-- TASK DETAILS --
Return every line of the data below that includes the string "JSON".

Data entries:
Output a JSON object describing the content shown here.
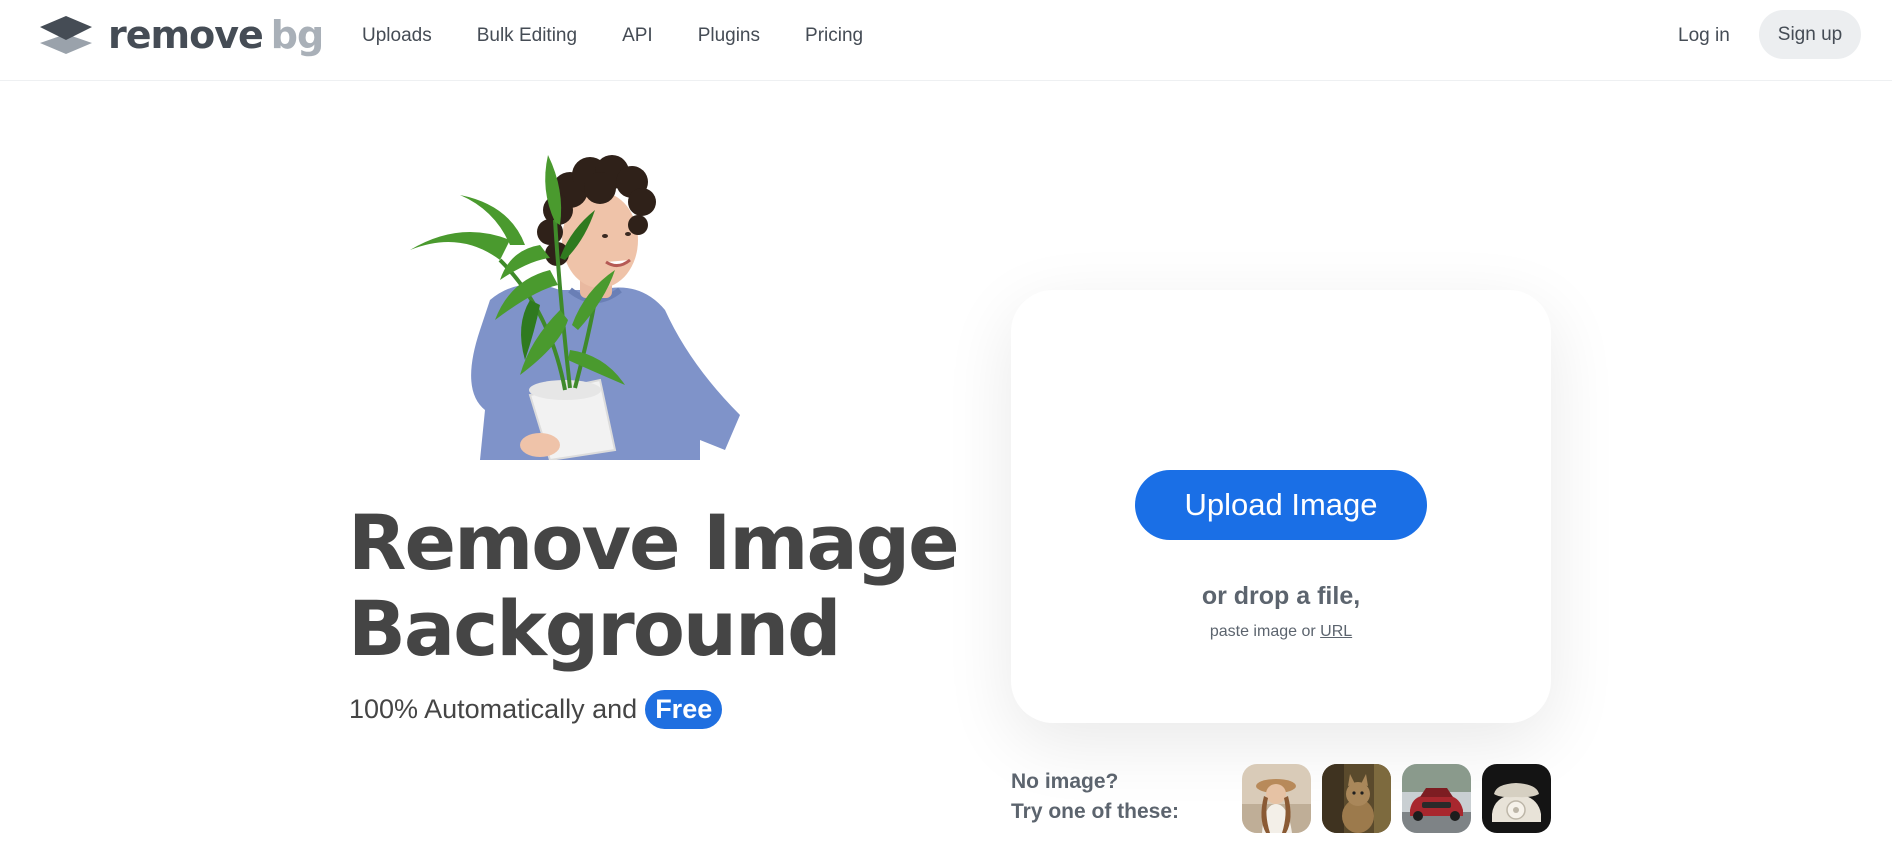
{
  "header": {
    "logo": {
      "primary": "remove",
      "secondary": "bg"
    },
    "nav": [
      {
        "label": "Uploads"
      },
      {
        "label": "Bulk Editing"
      },
      {
        "label": "API"
      },
      {
        "label": "Plugins"
      },
      {
        "label": "Pricing"
      }
    ],
    "login_label": "Log in",
    "signup_label": "Sign up"
  },
  "hero": {
    "title_line1": "Remove Image",
    "title_line2": "Background",
    "subtitle": "100% Automatically and",
    "badge": "Free"
  },
  "upload": {
    "button_label": "Upload Image",
    "drop_text": "or drop a file,",
    "paste_text": "paste image or",
    "url_label": "URL"
  },
  "samples": {
    "label_line1": "No image?",
    "label_line2": "Try one of these:",
    "items": [
      {
        "icon": "woman-photo-icon"
      },
      {
        "icon": "cat-photo-icon"
      },
      {
        "icon": "car-photo-icon"
      },
      {
        "icon": "telephone-photo-icon"
      }
    ]
  },
  "colors": {
    "accent": "#1a6fe6",
    "text": "#454545",
    "muted": "#5c646e"
  }
}
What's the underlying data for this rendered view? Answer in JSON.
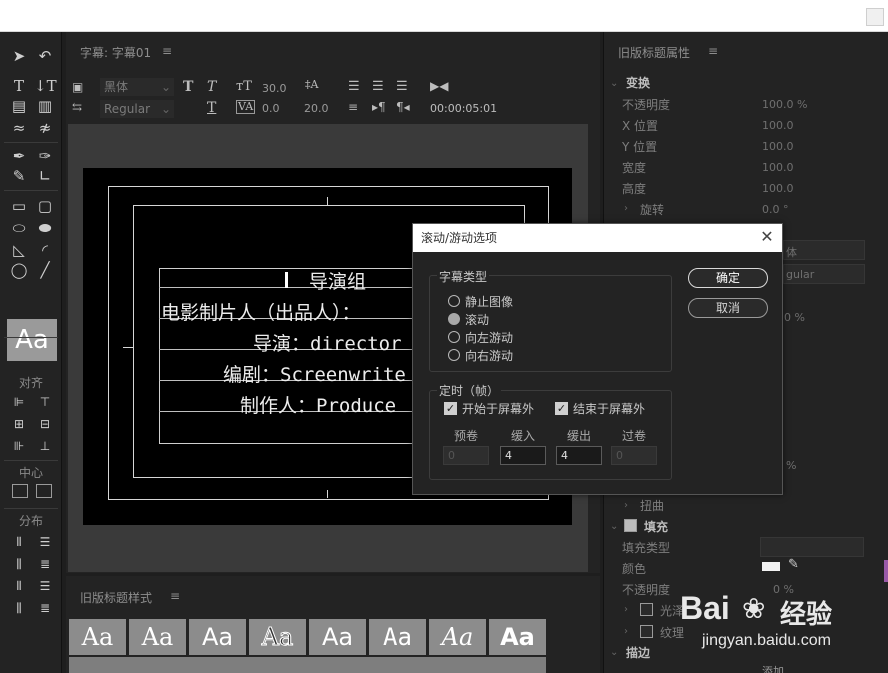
{
  "main_panel": {
    "title": "字幕: 字幕01",
    "menu_glyph": "≡"
  },
  "toolbar": {
    "font_family": "黑体",
    "font_style": "Regular",
    "font_size": "30.0",
    "kerning": "0.0",
    "leading": "20.0",
    "timecode": "00:00:05:01"
  },
  "canvas": {
    "credits": [
      "导演组",
      "电影制片人（出品人）：",
      "导演：director",
      "编剧：Screenwrite",
      "制作人：Produce"
    ]
  },
  "left_tools": {
    "align_label": "对齐",
    "center_label": "中心",
    "distribute_label": "分布",
    "style_preview": "Aa"
  },
  "style_panel": {
    "title": "旧版标题样式",
    "menu_glyph": "≡",
    "swatches": [
      "Aa",
      "Aa",
      "Aa",
      "Aa",
      "Aa",
      "Aa",
      "Aa",
      "Aa"
    ]
  },
  "right_panel": {
    "title": "旧版标题属性",
    "menu_glyph": "≡",
    "transform_head": "变换",
    "opacity_label": "不透明度",
    "opacity_val": "100.0 %",
    "x_label": "X 位置",
    "x_val": "100.0",
    "y_label": "Y 位置",
    "y_val": "100.0",
    "width_label": "宽度",
    "width_val": "100.0",
    "height_label": "高度",
    "height_val": "100.0",
    "rotation_label": "旋转",
    "rotation_val": "0.0 °",
    "font_partial": "体",
    "style_partial": "gular",
    "pct_partial_1": "0 %",
    "pct_partial_2": "%",
    "distort_label": "扭曲",
    "fill_head": "填充",
    "fill_type_label": "填充类型",
    "color_label": "颜色",
    "fill_opacity_label": "不透明度",
    "fill_opacity_val": "0 %",
    "sheen_label": "光泽",
    "texture_label": "纹理",
    "stroke_head": "描边",
    "bottom_partial": "添加"
  },
  "dialog": {
    "title": "滚动/游动选项",
    "close_glyph": "✕",
    "type_group": "字幕类型",
    "options": [
      "静止图像",
      "滚动",
      "向左游动",
      "向右游动"
    ],
    "selected_index": 1,
    "ok_label": "确定",
    "cancel_label": "取消",
    "timing_group": "定时（帧）",
    "start_off_screen": "开始于屏幕外",
    "end_off_screen": "结束于屏幕外",
    "preroll_label": "预卷",
    "ease_in_label": "缓入",
    "ease_out_label": "缓出",
    "postroll_label": "过卷",
    "preroll_val": "0",
    "ease_in_val": "4",
    "ease_out_val": "4",
    "postroll_val": "0"
  },
  "watermark": {
    "brand": "Bai",
    "brand2": "经验",
    "url": "jingyan.baidu.com"
  }
}
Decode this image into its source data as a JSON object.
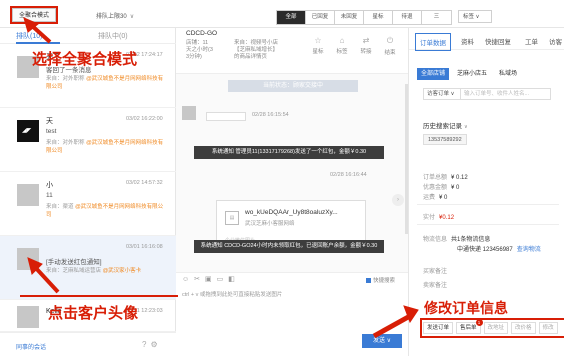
{
  "topbar": {
    "mode_button": "全聚合模式",
    "queue_select": "排队上限30",
    "filters": [
      "全部",
      "已回复",
      "未回复",
      "星标",
      "待退",
      "三"
    ],
    "label_select": "标签"
  },
  "left": {
    "tabs": [
      {
        "label": "排队(10)",
        "active": true
      },
      {
        "label": "排队中(0)",
        "active": false
      }
    ],
    "conversations": [
      {
        "name": "天下",
        "time": "03/02 17:24:17",
        "message": "客回了一条消息",
        "source_label": "来自：",
        "source_text": "对外职称",
        "shop": "@武汉城鱼不是月网网络科技有限公司",
        "avatar": "grey"
      },
      {
        "name": "天",
        "time": "03/02 16:22:00",
        "message": "test",
        "source_label": "来自：",
        "source_text": "对外职称",
        "shop": "@武汉城鱼不是月网网络科技有限公司",
        "avatar": "dark"
      },
      {
        "name": "小",
        "time": "03/02 14:57:32",
        "message": "11",
        "source_label": "来自：",
        "source_text": "渠道",
        "shop": "@武汉城鱼不是月网网络科技有限公司",
        "avatar": "grey"
      },
      {
        "name": "",
        "time": "03/01 16:16:08",
        "message": "[手动发送红包通知]",
        "source_label": "来自：",
        "source_text": "芝麻私域运营店",
        "shop": "@武汉家小客卡",
        "avatar": "grey"
      },
      {
        "name": "Kelle",
        "time": "03/01 12:23:03",
        "message": "",
        "source_label": "",
        "source_text": "",
        "shop": "",
        "avatar": "grey"
      }
    ],
    "footer_link": "同事的会话",
    "footer_icons": [
      "help-icon",
      "settings-icon"
    ]
  },
  "chat": {
    "title": "CDCD-GO",
    "meta_left": [
      "店铺：11",
      "天之小时(3",
      "3分钟)"
    ],
    "meta_right": [
      "来自：视频号小店",
      "【芝麻私域增长】",
      "的商品详情页"
    ],
    "actions": [
      {
        "icon": "star-icon",
        "label": "星标"
      },
      {
        "icon": "tag-icon",
        "label": "标签"
      },
      {
        "icon": "transfer-icon",
        "label": "转接"
      },
      {
        "icon": "power-icon",
        "label": "结束"
      }
    ],
    "status_pill": "当前状态：顾家交接中",
    "bubble_text": "",
    "bubble_time": "02/28 16:15:54",
    "system_note_1": "系统通知 管理员11(13317179268)发送了一个红包，金额￥0.30",
    "card_time": "02/28 16:16:44",
    "card_title": "wo_kUeDQAAr_Uy8t8oaluzXy...",
    "card_sub": "武汉芝麻小客服网络",
    "card_foot": "企业微信图片",
    "system_note_2": "系统通知 CDCD-GO24小时内未领取红包，已退回账户余额，金额￥0.30",
    "quick_reply": "快捷搜索",
    "input_hint": "ctrl + v 或拖拽到此处可直接粘贴发送图片",
    "send_label": "发送"
  },
  "right": {
    "tabs": [
      "订单数据",
      "资料",
      "快捷回复",
      "工单",
      "访客"
    ],
    "shop_tabs": [
      {
        "label": "全部店铺",
        "active": true
      },
      {
        "label": "芝麻小店五",
        "active": false
      },
      {
        "label": "私域场",
        "active": false
      }
    ],
    "search_select": "访客订单",
    "search_placeholder": "输入订单号、收件人姓名...",
    "history_title": "历史搜索记录",
    "history_chip": "13537589292",
    "order_total_label": "订单总额",
    "order_total": "¥ 0.12",
    "discount_label": "优惠金额",
    "discount": "¥ 0",
    "shipping_label": "运费",
    "shipping": "¥ 0",
    "paid_label": "实付",
    "paid": "¥0.12",
    "logistics_label": "物流信息",
    "logistics_count": "共1条物流信息",
    "logistics_carrier": "中通快递 123456987",
    "logistics_link": "查询物流",
    "buyer_note_label": "买家备注",
    "seller_note_label": "卖家备注",
    "bottom_actions": [
      {
        "label": "发送订单",
        "badge": "",
        "muted": false
      },
      {
        "label": "售后单",
        "badge": "1",
        "muted": false
      },
      {
        "label": "改地址",
        "badge": "",
        "muted": true
      },
      {
        "label": "改价格",
        "badge": "",
        "muted": true
      },
      {
        "label": "修改",
        "badge": "",
        "muted": true
      }
    ]
  },
  "annotations": {
    "select_mode": "选择全聚合模式",
    "click_avatar": "点击客户头像",
    "edit_order": "修改订单信息"
  },
  "colors": {
    "accent": "#3a7bd5",
    "annotation_red": "#d81e06",
    "shop_orange": "#f08a24"
  }
}
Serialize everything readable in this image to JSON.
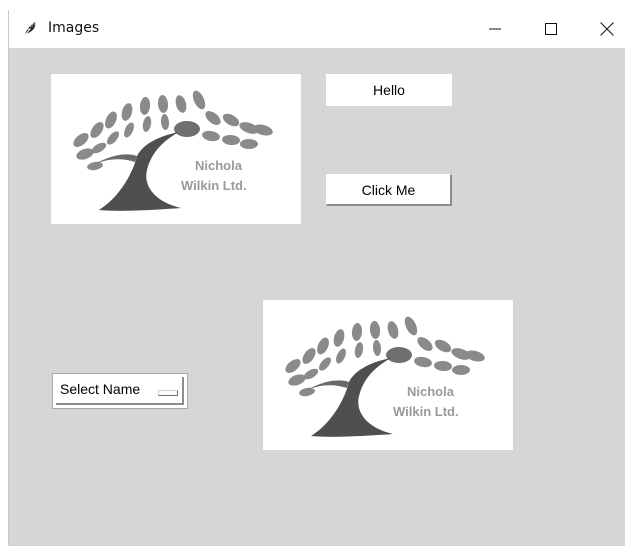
{
  "window": {
    "title": "Images",
    "controls": {
      "minimize": "minimize-icon",
      "maximize": "maximize-icon",
      "close": "close-icon"
    }
  },
  "label": {
    "text": "Hello"
  },
  "button": {
    "label": "Click Me"
  },
  "option_menu": {
    "selected": "Select Name"
  },
  "logo": {
    "line1": "Nichola",
    "line2": "Wilkin Ltd."
  },
  "colors": {
    "window_background": "#d6d6d6",
    "titlebar_background": "#ffffff",
    "logo_gray": "#8a8a8a",
    "logo_dark": "#555555"
  }
}
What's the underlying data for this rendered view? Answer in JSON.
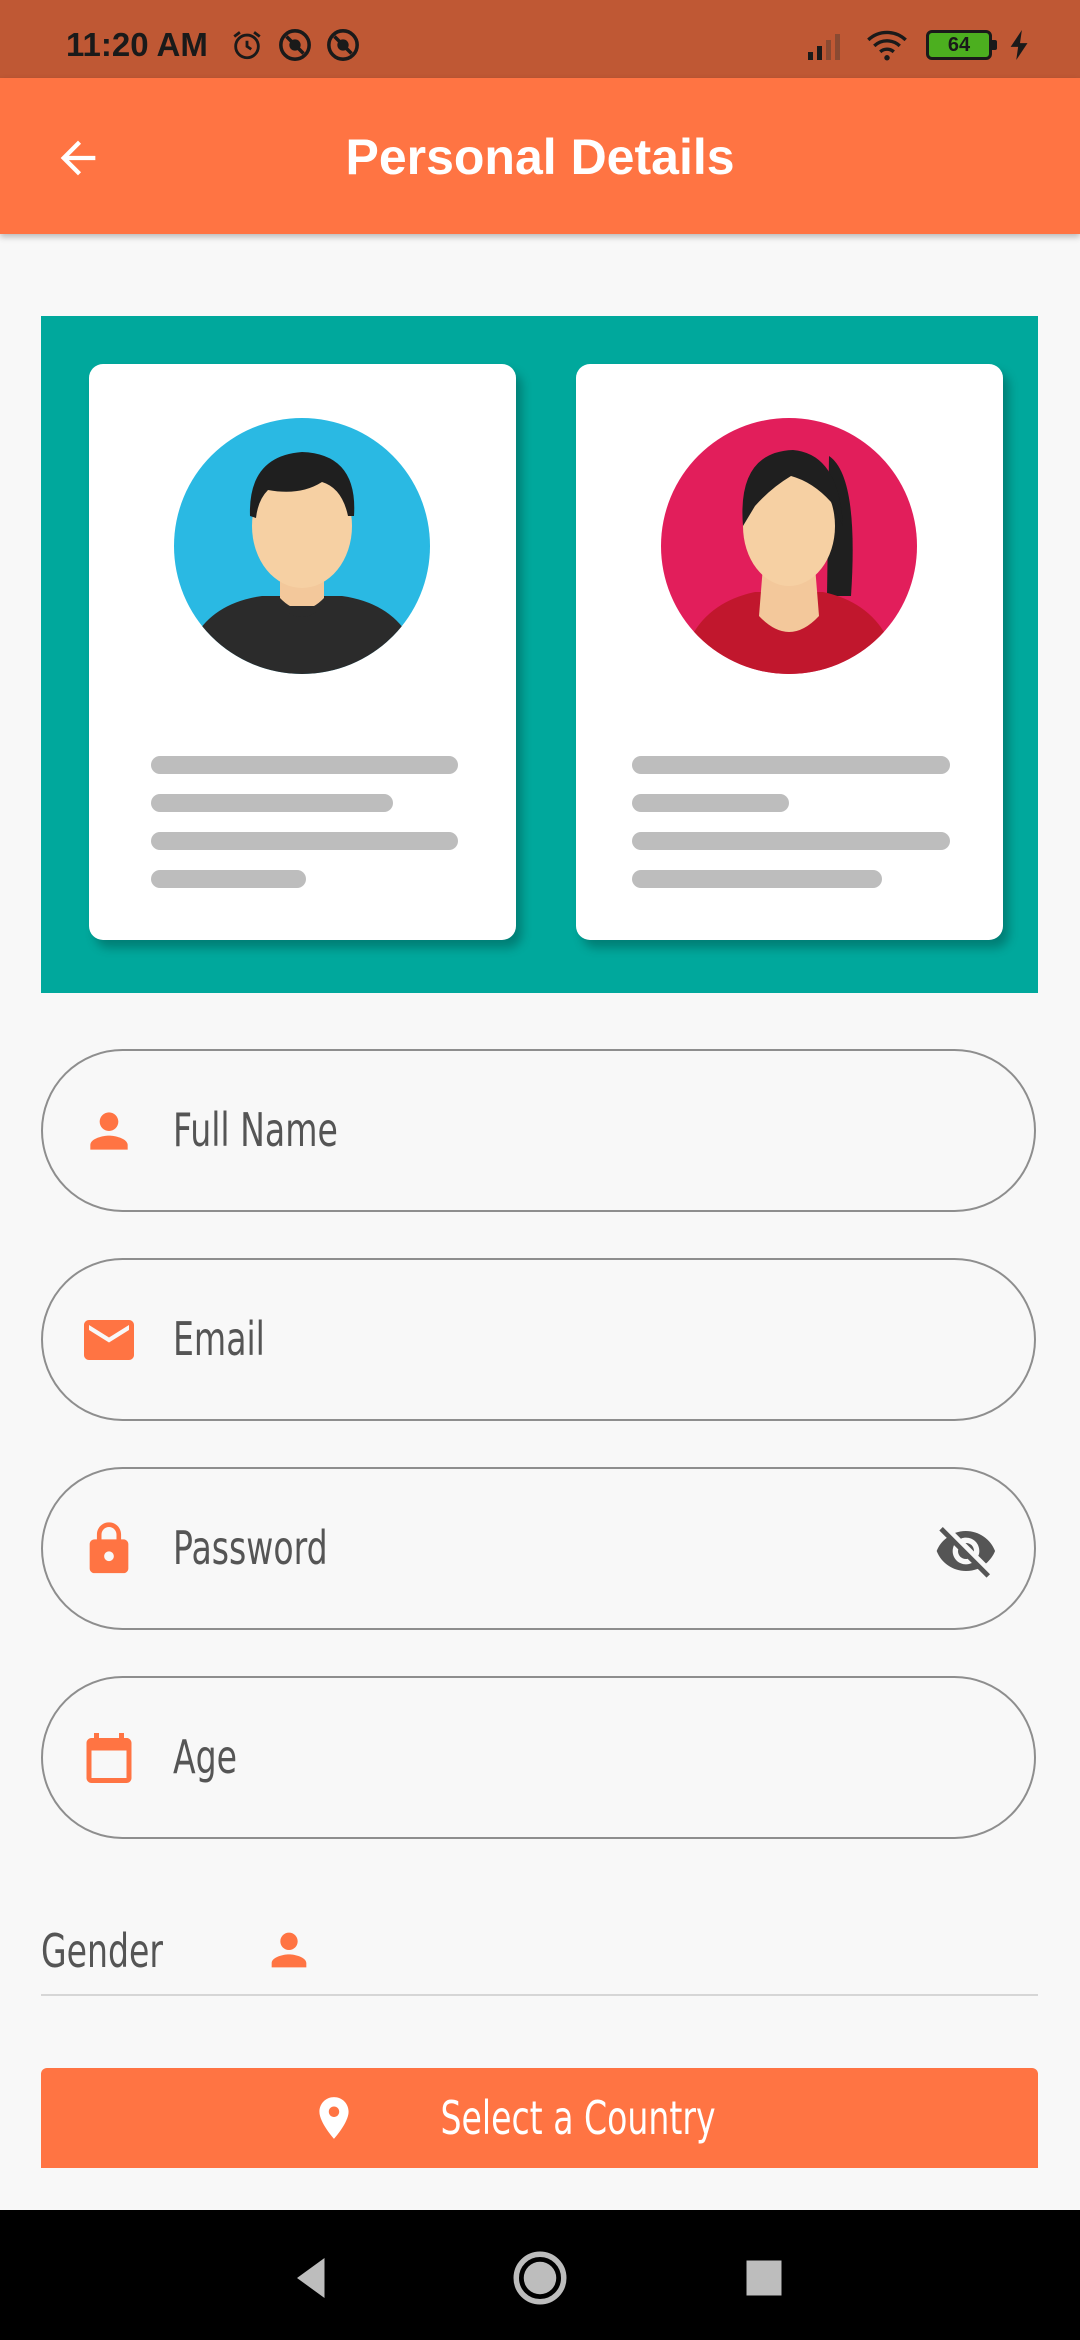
{
  "status_bar": {
    "time": "11:20 AM",
    "battery": "64",
    "left_icons": [
      "alarm-icon",
      "no-disturb-icon",
      "no-disturb-icon"
    ],
    "right_icons": [
      "signal-icon",
      "wifi-icon",
      "battery-icon",
      "charging-icon"
    ]
  },
  "app_bar": {
    "title": "Personal Details",
    "back_icon": "arrow-back-icon"
  },
  "banner": {
    "illustration": "two-profile-cards",
    "colors": {
      "background": "#00a89c",
      "male_avatar": "#2ab9e3",
      "female_avatar": "#e21e5b"
    }
  },
  "form": {
    "full_name": {
      "placeholder": "Full Name",
      "icon": "person-icon"
    },
    "email": {
      "placeholder": "Email",
      "icon": "email-icon"
    },
    "password": {
      "placeholder": "Password",
      "icon": "lock-icon",
      "toggle_icon": "visibility-off-icon"
    },
    "age": {
      "placeholder": "Age",
      "icon": "calendar-icon"
    },
    "gender": {
      "label": "Gender",
      "icon": "person-icon"
    },
    "country_button": {
      "label": "Select a Country",
      "icon": "location-pin-icon"
    }
  },
  "colors": {
    "accent": "#ff7443",
    "status_bar": "#bf5834",
    "field_border": "#8e8e8e",
    "text": "#555555"
  },
  "nav_bar": {
    "items": [
      "back-triangle-icon",
      "home-circle-icon",
      "recents-square-icon"
    ]
  }
}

-- OUTPUT FOR THIS TASK --
Output a JSON object describing the content shown here.
What's the underlying data for this rendered view? Answer in JSON.
Decode this image into its source data as a JSON object.
Serialize everything readable in this image to JSON.
What's the underlying data for this rendered view? Answer in JSON.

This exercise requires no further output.